An adaption program for Ukrainians will likely be introduced next year by Tallinn's Education Department to help teachers better integrate newly arrived children into the school system.
There are currently almost 3,000 Ukrainian refugee children studying in Tallinn's schools, Friday's "Aktuaalne kaamera" (AK) reported. Of these, 2,050 children are in municipal schools and slightly more than 800 in kindergartens.
Kaarel Rundu, head of Tallinn's Education Department, said the city could accommodate another 460 pupils, but after that, the city will have reached its limits.
Teachers have increased their workloads to help children integrate quickly but this is creating additional stress.
"Firstly, because there are no pedagogues, teachers are overworked," Rundu told AK.
The majority of children have been placed in regular classes, but some schools have also started new classes especially for Ukrainian students.
Lasnamäe High School has opened three but is struggling with staffing.
"Separate Ukrainian classes are a huge challenge for the school as the priority is socialization," the school's director Andrei Kante told AK.

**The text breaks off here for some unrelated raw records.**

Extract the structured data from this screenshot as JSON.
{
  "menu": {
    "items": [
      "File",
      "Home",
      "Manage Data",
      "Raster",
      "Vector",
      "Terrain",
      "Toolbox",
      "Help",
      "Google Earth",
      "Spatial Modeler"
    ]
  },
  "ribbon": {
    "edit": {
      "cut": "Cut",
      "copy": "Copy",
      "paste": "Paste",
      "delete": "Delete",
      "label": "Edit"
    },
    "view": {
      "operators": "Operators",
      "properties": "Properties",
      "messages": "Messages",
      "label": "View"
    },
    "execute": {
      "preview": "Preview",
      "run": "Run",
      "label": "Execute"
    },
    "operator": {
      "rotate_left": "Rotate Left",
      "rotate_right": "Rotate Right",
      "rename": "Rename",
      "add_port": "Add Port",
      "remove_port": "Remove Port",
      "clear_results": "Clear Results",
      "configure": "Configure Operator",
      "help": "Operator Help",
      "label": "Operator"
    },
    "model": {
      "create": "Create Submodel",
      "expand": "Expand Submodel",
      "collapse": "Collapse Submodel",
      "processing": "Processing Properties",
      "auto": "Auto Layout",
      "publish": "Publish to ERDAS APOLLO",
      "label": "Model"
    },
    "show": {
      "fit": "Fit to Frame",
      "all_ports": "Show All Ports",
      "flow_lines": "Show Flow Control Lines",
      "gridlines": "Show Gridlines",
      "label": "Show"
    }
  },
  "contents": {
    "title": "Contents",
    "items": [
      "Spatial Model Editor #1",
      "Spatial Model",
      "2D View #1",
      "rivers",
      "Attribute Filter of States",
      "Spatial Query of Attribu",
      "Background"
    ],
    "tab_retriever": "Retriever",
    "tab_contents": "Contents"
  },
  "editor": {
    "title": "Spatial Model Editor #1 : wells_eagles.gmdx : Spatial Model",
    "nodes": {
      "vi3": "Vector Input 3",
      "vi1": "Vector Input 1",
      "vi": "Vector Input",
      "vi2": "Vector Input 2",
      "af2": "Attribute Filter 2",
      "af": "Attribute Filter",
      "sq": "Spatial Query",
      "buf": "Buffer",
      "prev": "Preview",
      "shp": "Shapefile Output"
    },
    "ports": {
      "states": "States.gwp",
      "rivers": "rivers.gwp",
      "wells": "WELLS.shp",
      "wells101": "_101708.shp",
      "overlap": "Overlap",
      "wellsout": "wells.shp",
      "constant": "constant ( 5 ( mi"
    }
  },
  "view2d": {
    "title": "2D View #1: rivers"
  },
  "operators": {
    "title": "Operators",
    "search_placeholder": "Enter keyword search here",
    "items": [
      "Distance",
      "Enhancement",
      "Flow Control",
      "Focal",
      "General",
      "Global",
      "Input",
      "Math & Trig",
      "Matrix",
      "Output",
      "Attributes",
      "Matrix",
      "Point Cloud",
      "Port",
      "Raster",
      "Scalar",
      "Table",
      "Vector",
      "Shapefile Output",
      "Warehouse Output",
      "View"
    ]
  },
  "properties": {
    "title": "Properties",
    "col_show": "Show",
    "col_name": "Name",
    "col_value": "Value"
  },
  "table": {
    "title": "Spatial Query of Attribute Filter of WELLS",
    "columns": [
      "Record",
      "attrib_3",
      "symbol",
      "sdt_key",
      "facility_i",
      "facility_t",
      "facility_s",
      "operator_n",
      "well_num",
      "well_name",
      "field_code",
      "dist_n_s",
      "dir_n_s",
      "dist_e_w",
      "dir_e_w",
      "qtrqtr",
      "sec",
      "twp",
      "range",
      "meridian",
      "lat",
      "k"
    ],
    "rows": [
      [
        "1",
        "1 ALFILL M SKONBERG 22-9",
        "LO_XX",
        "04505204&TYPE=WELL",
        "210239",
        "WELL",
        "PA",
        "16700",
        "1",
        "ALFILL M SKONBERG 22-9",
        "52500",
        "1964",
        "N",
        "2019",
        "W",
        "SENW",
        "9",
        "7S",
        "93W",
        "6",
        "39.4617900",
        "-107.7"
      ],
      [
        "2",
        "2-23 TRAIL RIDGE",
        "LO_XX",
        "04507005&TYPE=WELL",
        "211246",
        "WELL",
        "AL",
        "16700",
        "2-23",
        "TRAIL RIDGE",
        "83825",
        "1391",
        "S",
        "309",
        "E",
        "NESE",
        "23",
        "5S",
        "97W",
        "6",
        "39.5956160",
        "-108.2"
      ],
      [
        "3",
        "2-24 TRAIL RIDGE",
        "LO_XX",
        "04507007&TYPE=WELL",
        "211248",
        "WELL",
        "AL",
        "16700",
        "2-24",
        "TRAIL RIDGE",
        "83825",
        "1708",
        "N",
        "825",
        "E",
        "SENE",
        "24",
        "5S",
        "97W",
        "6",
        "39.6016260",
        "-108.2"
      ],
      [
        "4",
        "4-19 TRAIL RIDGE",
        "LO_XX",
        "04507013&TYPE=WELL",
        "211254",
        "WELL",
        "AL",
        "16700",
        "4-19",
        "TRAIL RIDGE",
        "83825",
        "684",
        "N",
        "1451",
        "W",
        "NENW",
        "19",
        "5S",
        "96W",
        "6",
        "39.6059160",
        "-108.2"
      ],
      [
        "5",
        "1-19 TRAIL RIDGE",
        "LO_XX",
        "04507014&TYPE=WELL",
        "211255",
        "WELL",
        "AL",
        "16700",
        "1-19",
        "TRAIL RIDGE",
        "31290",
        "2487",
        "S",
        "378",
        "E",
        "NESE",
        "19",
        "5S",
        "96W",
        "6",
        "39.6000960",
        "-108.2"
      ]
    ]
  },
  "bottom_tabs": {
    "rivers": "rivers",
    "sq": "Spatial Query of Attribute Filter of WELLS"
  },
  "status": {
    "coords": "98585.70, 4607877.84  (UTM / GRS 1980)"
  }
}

"The most critical resource today is not space [classrooms], but teachers. There are no teachers, so we are in a critical situation. School places in our area, in Lasnamäe, are essentially no longer available."
Sixth and 8th grade teachers are under the most pressure as the ciriculums differ the most between Estonian and Ukrainian schools in these year groups.
Maive Merkulova, director of Tallinn's German High School, said: "The older the class is, the harder it is for the teacher. This means that the teacher also has to work harder to prepare materials, translating them if necessary. Certainly, teachers' workloads are a little bigger."
Next year, Tallinn's Education Department will introduce new methods to help reduce teachers' workloads.
"From the new year, we need to start thinking about whether we can offer an adaptation program for children. We have signaled to both the ministry and the state that war refugees could be relocated from Tallinn to other municipalities," Rundu, from the Education Department, said.
"Perhaps opening adaptation programs from the new year will give us the opportunity to integrate more Ukrainian teachers," he added.
It was decided earlier this year that Ukrainian children should be put into Estonian-language schools as soon as possible to promote integration and encourage language learning. Two new schools were also opened for children in Tallinn.
It is assumed more refugees will arrive in Estonia in the coming months as the war continues and winter sets in, especially as Russia has destroyed vital infrastructure in major cities.
Estonia has been struggling with a shortage of teachers for several years, which. is now exacerbated by an increasing number of new pupils.
Editor: Merili Nael, Helen Wright
Source: Aktuaalne kaamera